Requirement: Copy out every entry, keeping each character the same.

App and web page records
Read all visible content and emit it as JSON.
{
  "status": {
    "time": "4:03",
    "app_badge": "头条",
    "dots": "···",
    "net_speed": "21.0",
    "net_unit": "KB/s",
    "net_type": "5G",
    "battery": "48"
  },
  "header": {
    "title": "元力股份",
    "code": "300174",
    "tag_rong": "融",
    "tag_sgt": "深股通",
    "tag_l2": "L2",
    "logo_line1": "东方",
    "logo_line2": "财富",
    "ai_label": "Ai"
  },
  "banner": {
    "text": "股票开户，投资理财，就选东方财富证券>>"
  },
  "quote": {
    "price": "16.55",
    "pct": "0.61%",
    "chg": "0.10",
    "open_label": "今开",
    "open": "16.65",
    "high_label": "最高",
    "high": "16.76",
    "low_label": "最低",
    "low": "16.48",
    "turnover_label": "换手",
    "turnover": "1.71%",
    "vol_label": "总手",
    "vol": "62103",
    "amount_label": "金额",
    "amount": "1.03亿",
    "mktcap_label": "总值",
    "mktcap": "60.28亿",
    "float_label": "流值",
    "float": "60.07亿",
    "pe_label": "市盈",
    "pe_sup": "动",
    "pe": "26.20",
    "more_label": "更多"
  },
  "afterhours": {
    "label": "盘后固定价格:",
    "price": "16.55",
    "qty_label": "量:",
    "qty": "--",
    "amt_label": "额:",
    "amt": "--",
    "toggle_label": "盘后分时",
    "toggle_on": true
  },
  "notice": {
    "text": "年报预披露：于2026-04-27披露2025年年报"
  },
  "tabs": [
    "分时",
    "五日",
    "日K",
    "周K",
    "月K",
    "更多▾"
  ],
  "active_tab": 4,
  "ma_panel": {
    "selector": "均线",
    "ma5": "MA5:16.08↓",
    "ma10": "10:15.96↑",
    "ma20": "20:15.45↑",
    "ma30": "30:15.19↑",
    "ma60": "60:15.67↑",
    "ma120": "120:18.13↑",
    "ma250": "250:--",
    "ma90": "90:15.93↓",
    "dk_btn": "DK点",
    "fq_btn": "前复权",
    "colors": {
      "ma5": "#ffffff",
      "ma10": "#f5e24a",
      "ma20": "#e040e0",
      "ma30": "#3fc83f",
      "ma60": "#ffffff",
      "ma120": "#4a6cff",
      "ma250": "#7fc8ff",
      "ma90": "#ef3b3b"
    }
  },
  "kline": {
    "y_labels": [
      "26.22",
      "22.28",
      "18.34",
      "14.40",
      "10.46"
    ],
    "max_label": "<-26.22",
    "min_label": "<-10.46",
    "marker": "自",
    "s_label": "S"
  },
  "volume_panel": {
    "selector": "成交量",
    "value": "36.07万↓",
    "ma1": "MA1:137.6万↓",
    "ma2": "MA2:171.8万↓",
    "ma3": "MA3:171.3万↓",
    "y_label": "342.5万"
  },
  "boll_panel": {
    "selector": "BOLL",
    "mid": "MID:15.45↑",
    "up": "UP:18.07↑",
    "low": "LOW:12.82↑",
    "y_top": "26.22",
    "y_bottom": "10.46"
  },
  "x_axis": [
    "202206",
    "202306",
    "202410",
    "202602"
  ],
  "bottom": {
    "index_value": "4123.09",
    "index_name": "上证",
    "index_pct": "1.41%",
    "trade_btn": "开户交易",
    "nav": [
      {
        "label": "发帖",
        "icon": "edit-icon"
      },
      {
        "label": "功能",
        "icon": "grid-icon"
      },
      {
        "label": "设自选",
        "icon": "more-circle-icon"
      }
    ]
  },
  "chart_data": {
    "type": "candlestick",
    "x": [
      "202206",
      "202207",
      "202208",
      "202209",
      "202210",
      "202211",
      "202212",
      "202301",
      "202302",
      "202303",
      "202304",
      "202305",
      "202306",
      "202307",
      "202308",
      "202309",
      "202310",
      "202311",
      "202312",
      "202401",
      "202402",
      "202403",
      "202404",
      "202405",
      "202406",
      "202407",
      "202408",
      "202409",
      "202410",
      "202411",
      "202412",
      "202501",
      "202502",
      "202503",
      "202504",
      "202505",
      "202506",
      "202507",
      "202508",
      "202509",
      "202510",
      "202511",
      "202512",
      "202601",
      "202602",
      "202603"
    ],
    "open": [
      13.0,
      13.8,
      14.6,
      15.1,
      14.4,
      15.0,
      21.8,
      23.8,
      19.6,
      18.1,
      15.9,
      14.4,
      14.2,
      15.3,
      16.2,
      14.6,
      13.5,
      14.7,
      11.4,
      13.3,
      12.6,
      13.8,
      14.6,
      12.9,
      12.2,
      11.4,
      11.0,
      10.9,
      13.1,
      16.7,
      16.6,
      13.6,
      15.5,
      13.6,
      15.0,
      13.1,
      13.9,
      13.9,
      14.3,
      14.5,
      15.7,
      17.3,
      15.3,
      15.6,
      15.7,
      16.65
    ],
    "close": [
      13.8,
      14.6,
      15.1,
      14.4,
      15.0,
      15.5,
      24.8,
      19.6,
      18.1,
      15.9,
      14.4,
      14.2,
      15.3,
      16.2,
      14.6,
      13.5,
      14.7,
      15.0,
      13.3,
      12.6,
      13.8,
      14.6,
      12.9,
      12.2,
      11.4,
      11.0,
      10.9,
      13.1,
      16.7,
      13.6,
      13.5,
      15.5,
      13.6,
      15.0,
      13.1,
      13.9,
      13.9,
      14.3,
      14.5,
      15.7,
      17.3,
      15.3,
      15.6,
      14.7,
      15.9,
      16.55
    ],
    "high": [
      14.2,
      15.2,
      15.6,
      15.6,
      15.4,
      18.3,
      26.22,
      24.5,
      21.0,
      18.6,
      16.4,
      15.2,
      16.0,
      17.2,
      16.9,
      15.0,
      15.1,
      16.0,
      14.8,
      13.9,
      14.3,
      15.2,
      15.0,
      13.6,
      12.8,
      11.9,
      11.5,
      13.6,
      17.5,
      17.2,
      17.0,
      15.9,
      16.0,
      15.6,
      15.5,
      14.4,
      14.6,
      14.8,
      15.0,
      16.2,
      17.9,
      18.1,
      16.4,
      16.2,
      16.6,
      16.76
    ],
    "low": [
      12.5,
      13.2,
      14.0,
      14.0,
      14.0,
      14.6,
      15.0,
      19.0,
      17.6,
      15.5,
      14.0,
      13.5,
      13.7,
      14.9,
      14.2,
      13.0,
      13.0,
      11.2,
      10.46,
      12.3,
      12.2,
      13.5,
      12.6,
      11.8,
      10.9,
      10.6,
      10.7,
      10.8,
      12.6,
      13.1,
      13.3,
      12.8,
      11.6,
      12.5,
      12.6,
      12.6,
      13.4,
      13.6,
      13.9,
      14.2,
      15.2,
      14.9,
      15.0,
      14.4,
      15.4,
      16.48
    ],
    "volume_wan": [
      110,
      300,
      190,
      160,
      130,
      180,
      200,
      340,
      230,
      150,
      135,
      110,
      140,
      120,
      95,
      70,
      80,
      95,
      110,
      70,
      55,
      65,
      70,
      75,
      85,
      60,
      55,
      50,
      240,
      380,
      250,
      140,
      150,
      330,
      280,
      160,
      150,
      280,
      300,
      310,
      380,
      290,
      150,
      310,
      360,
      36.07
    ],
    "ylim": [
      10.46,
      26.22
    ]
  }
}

Written answer:
Read all visible content and emit it as JSON.
{
  "status": {
    "time": "4:03",
    "app_badge": "头条",
    "dots": "···",
    "net_speed": "21.0",
    "net_unit": "KB/s",
    "net_type": "5G",
    "battery": "48"
  },
  "header": {
    "title": "元力股份",
    "code": "300174",
    "tag_rong": "融",
    "tag_sgt": "深股通",
    "tag_l2": "L2",
    "logo_line1": "东方",
    "logo_line2": "财富",
    "ai_label": "Ai"
  },
  "banner": {
    "text": "股票开户，投资理财，就选东方财富证券>>"
  },
  "quote": {
    "price": "16.55",
    "pct": "0.61%",
    "chg": "0.10",
    "open_label": "今开",
    "open": "16.65",
    "high_label": "最高",
    "high": "16.76",
    "low_label": "最低",
    "low": "16.48",
    "turnover_label": "换手",
    "turnover": "1.71%",
    "vol_label": "总手",
    "vol": "62103",
    "amount_label": "金额",
    "amount": "1.03亿",
    "mktcap_label": "总值",
    "mktcap": "60.28亿",
    "float_label": "流值",
    "float": "60.07亿",
    "pe_label": "市盈",
    "pe_sup": "动",
    "pe": "26.20",
    "more_label": "更多"
  },
  "afterhours": {
    "label": "盘后固定价格:",
    "price": "16.55",
    "qty_label": "量:",
    "qty": "--",
    "amt_label": "额:",
    "amt": "--",
    "toggle_label": "盘后分时",
    "toggle_on": true
  },
  "notice": {
    "text": "年报预披露：于2026-04-27披露2025年年报"
  },
  "tabs": [
    "分时",
    "五日",
    "日K",
    "周K",
    "月K",
    "更多▾"
  ],
  "active_tab": 4,
  "ma_panel": {
    "selector": "均线",
    "ma5": "MA5:16.08↓",
    "ma10": "10:15.96↑",
    "ma20": "20:15.45↑",
    "ma30": "30:15.19↑",
    "ma60": "60:15.67↑",
    "ma120": "120:18.13↑",
    "ma250": "250:--",
    "ma90": "90:15.93↓",
    "dk_btn": "DK点",
    "fq_btn": "前复权",
    "colors": {
      "ma5": "#ffffff",
      "ma10": "#f5e24a",
      "ma20": "#e040e0",
      "ma30": "#3fc83f",
      "ma60": "#ffffff",
      "ma120": "#4a6cff",
      "ma250": "#7fc8ff",
      "ma90": "#ef3b3b"
    }
  },
  "kline": {
    "y_labels": [
      "26.22",
      "22.28",
      "18.34",
      "14.40",
      "10.46"
    ],
    "max_label": "<-26.22",
    "min_label": "<-10.46",
    "marker": "自",
    "s_label": "S"
  },
  "volume_panel": {
    "selector": "成交量",
    "value": "36.07万↓",
    "ma1": "MA1:137.6万↓",
    "ma2": "MA2:171.8万↓",
    "ma3": "MA3:171.3万↓",
    "y_label": "342.5万"
  },
  "boll_panel": {
    "selector": "BOLL",
    "mid": "MID:15.45↑",
    "up": "UP:18.07↑",
    "low": "LOW:12.82↑",
    "y_top": "26.22",
    "y_bottom": "10.46"
  },
  "x_axis": [
    "202206",
    "202306",
    "202410",
    "202602"
  ],
  "bottom": {
    "index_value": "4123.09",
    "index_name": "上证",
    "index_pct": "1.41%",
    "trade_btn": "开户交易",
    "nav": [
      {
        "label": "发帖",
        "icon": "edit-icon"
      },
      {
        "label": "功能",
        "icon": "grid-icon"
      },
      {
        "label": "设自选",
        "icon": "more-circle-icon"
      }
    ]
  },
  "chart_data": {
    "type": "candlestick",
    "x": [
      "202206",
      "202207",
      "202208",
      "202209",
      "202210",
      "202211",
      "202212",
      "202301",
      "202302",
      "202303",
      "202304",
      "202305",
      "202306",
      "202307",
      "202308",
      "202309",
      "202310",
      "202311",
      "202312",
      "202401",
      "202402",
      "202403",
      "202404",
      "202405",
      "202406",
      "202407",
      "202408",
      "202409",
      "202410",
      "202411",
      "202412",
      "202501",
      "202502",
      "202503",
      "202504",
      "202505",
      "202506",
      "202507",
      "202508",
      "202509",
      "202510",
      "202511",
      "202512",
      "202601",
      "202602",
      "202603"
    ],
    "open": [
      13.0,
      13.8,
      14.6,
      15.1,
      14.4,
      15.0,
      21.8,
      23.8,
      19.6,
      18.1,
      15.9,
      14.4,
      14.2,
      15.3,
      16.2,
      14.6,
      13.5,
      14.7,
      11.4,
      13.3,
      12.6,
      13.8,
      14.6,
      12.9,
      12.2,
      11.4,
      11.0,
      10.9,
      13.1,
      16.7,
      16.6,
      13.6,
      15.5,
      13.6,
      15.0,
      13.1,
      13.9,
      13.9,
      14.3,
      14.5,
      15.7,
      17.3,
      15.3,
      15.6,
      15.7,
      16.65
    ],
    "close": [
      13.8,
      14.6,
      15.1,
      14.4,
      15.0,
      15.5,
      24.8,
      19.6,
      18.1,
      15.9,
      14.4,
      14.2,
      15.3,
      16.2,
      14.6,
      13.5,
      14.7,
      15.0,
      13.3,
      12.6,
      13.8,
      14.6,
      12.9,
      12.2,
      11.4,
      11.0,
      10.9,
      13.1,
      16.7,
      13.6,
      13.5,
      15.5,
      13.6,
      15.0,
      13.1,
      13.9,
      13.9,
      14.3,
      14.5,
      15.7,
      17.3,
      15.3,
      15.6,
      14.7,
      15.9,
      16.55
    ],
    "high": [
      14.2,
      15.2,
      15.6,
      15.6,
      15.4,
      18.3,
      26.22,
      24.5,
      21.0,
      18.6,
      16.4,
      15.2,
      16.0,
      17.2,
      16.9,
      15.0,
      15.1,
      16.0,
      14.8,
      13.9,
      14.3,
      15.2,
      15.0,
      13.6,
      12.8,
      11.9,
      11.5,
      13.6,
      17.5,
      17.2,
      17.0,
      15.9,
      16.0,
      15.6,
      15.5,
      14.4,
      14.6,
      14.8,
      15.0,
      16.2,
      17.9,
      18.1,
      16.4,
      16.2,
      16.6,
      16.76
    ],
    "low": [
      12.5,
      13.2,
      14.0,
      14.0,
      14.0,
      14.6,
      15.0,
      19.0,
      17.6,
      15.5,
      14.0,
      13.5,
      13.7,
      14.9,
      14.2,
      13.0,
      13.0,
      11.2,
      10.46,
      12.3,
      12.2,
      13.5,
      12.6,
      11.8,
      10.9,
      10.6,
      10.7,
      10.8,
      12.6,
      13.1,
      13.3,
      12.8,
      11.6,
      12.5,
      12.6,
      12.6,
      13.4,
      13.6,
      13.9,
      14.2,
      15.2,
      14.9,
      15.0,
      14.4,
      15.4,
      16.48
    ],
    "volume_wan": [
      110,
      300,
      190,
      160,
      130,
      180,
      200,
      340,
      230,
      150,
      135,
      110,
      140,
      120,
      95,
      70,
      80,
      95,
      110,
      70,
      55,
      65,
      70,
      75,
      85,
      60,
      55,
      50,
      240,
      380,
      250,
      140,
      150,
      330,
      280,
      160,
      150,
      280,
      300,
      310,
      380,
      290,
      150,
      310,
      360,
      36.07
    ],
    "ylim": [
      10.46,
      26.22
    ]
  }
}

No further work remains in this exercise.